TASK REQUIREMENTS
How many lines in the records below contain the word "title"? Reply with that number only.

EXTRACTED MATERIAL
┌──
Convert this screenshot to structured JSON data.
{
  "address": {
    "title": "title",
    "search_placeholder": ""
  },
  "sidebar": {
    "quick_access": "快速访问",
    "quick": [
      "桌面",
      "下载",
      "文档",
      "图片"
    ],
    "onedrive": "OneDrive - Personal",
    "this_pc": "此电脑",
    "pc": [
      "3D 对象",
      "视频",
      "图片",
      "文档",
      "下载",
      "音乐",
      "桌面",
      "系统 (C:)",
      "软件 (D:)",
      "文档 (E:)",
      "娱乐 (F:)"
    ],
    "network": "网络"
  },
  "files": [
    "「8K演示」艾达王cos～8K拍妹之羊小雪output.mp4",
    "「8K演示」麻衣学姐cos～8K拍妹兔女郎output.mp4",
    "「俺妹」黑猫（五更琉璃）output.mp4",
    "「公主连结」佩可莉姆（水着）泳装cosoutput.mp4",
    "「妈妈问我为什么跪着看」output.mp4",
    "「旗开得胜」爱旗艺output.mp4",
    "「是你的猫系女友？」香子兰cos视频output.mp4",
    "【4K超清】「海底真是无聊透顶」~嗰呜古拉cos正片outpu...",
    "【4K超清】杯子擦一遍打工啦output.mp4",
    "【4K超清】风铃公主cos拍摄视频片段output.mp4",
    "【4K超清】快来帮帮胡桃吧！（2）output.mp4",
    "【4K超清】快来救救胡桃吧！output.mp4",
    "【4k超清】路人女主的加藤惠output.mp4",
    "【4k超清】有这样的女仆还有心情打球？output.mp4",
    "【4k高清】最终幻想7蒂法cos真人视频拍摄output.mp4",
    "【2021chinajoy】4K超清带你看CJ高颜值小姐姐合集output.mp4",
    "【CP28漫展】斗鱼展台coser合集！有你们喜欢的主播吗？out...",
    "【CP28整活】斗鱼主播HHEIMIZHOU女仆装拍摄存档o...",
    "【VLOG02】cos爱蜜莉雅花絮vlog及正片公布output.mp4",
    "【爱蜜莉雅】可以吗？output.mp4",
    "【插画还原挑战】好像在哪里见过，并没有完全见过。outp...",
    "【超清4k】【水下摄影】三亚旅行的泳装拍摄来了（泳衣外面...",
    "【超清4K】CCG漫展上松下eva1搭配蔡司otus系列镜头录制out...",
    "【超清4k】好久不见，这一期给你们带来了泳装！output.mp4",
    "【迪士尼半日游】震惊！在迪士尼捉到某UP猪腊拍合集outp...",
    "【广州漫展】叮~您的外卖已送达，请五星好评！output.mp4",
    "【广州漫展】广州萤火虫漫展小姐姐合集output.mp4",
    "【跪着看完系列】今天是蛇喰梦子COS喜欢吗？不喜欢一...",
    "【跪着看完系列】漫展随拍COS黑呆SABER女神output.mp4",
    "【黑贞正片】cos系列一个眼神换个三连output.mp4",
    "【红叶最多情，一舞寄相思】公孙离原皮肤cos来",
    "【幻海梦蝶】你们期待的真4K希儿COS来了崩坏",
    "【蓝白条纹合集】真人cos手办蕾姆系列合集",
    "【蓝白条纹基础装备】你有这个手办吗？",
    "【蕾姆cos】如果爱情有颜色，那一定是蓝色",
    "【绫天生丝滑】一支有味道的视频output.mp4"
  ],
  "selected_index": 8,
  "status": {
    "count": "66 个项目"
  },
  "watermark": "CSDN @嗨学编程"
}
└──
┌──
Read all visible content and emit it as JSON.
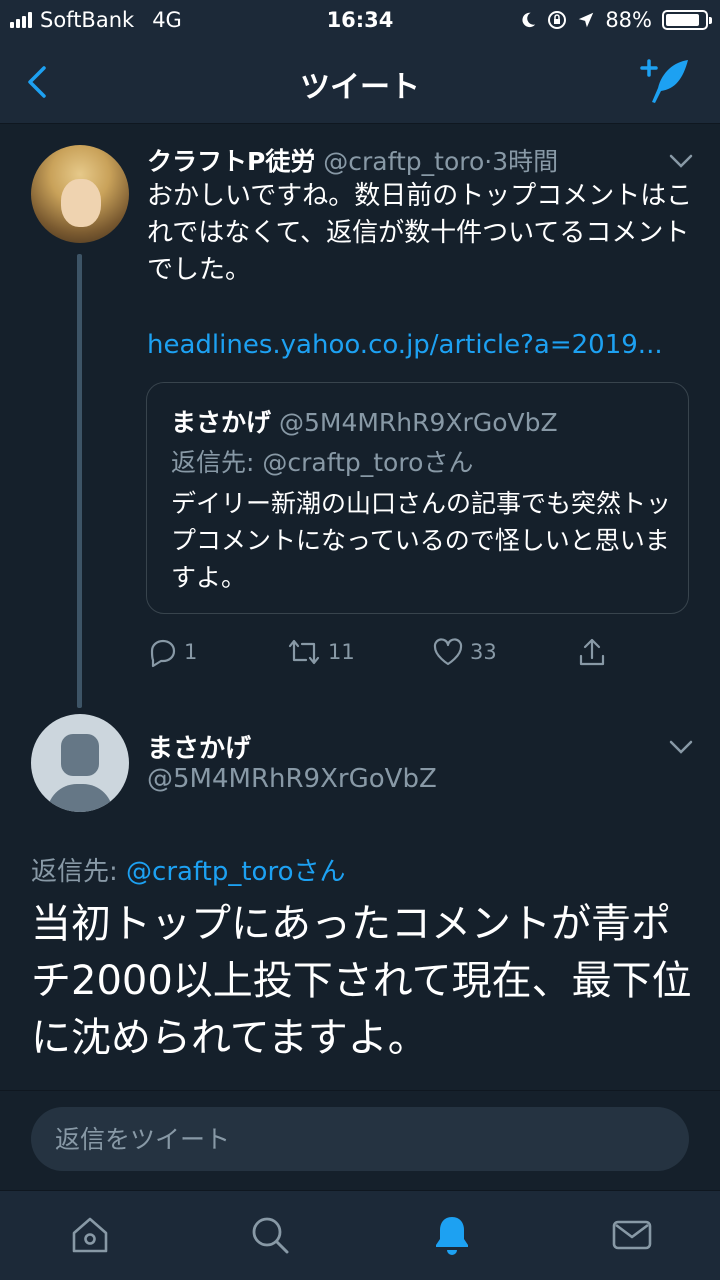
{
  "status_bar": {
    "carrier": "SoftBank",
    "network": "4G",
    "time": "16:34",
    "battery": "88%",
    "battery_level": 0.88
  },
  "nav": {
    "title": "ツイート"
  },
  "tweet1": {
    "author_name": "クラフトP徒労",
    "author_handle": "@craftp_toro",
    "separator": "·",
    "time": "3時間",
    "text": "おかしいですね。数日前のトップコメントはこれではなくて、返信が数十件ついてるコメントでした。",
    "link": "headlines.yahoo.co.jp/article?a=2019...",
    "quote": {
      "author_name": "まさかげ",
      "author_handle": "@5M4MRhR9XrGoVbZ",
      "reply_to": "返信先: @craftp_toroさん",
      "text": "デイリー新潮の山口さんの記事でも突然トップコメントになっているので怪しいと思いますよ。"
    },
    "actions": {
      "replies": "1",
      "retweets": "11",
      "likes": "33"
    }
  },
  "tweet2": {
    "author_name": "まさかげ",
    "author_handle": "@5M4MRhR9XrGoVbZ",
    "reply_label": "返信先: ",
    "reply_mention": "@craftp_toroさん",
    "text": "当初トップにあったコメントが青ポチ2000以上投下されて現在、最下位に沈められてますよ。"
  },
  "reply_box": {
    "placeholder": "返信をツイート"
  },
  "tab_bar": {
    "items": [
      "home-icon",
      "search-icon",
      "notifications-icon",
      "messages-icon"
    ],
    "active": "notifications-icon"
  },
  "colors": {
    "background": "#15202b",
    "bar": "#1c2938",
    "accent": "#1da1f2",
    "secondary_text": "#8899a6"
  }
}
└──
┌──
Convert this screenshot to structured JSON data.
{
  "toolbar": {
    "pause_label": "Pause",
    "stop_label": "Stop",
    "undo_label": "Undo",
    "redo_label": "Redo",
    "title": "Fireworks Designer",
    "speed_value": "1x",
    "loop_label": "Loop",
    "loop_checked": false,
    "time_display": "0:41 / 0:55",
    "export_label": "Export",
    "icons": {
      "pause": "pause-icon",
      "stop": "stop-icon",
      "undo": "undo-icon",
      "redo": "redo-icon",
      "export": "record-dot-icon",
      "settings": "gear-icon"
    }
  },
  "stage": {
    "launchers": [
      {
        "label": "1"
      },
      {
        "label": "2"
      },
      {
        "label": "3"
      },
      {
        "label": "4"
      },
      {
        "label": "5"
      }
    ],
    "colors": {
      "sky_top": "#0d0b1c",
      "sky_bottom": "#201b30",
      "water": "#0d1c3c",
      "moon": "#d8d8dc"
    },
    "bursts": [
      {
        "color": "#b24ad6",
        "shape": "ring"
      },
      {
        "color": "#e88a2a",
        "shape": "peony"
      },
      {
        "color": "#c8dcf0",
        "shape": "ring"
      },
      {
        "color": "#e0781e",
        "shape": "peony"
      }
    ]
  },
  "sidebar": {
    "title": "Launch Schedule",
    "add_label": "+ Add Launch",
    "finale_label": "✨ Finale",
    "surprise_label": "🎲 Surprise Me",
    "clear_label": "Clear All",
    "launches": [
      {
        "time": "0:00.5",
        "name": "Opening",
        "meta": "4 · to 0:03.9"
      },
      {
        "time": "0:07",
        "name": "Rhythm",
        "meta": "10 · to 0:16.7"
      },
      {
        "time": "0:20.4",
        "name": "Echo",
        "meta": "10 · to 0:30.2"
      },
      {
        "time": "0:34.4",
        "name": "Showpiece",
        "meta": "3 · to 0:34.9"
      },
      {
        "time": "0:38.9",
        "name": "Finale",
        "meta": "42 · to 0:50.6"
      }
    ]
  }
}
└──
REPLY TO THE TASK
4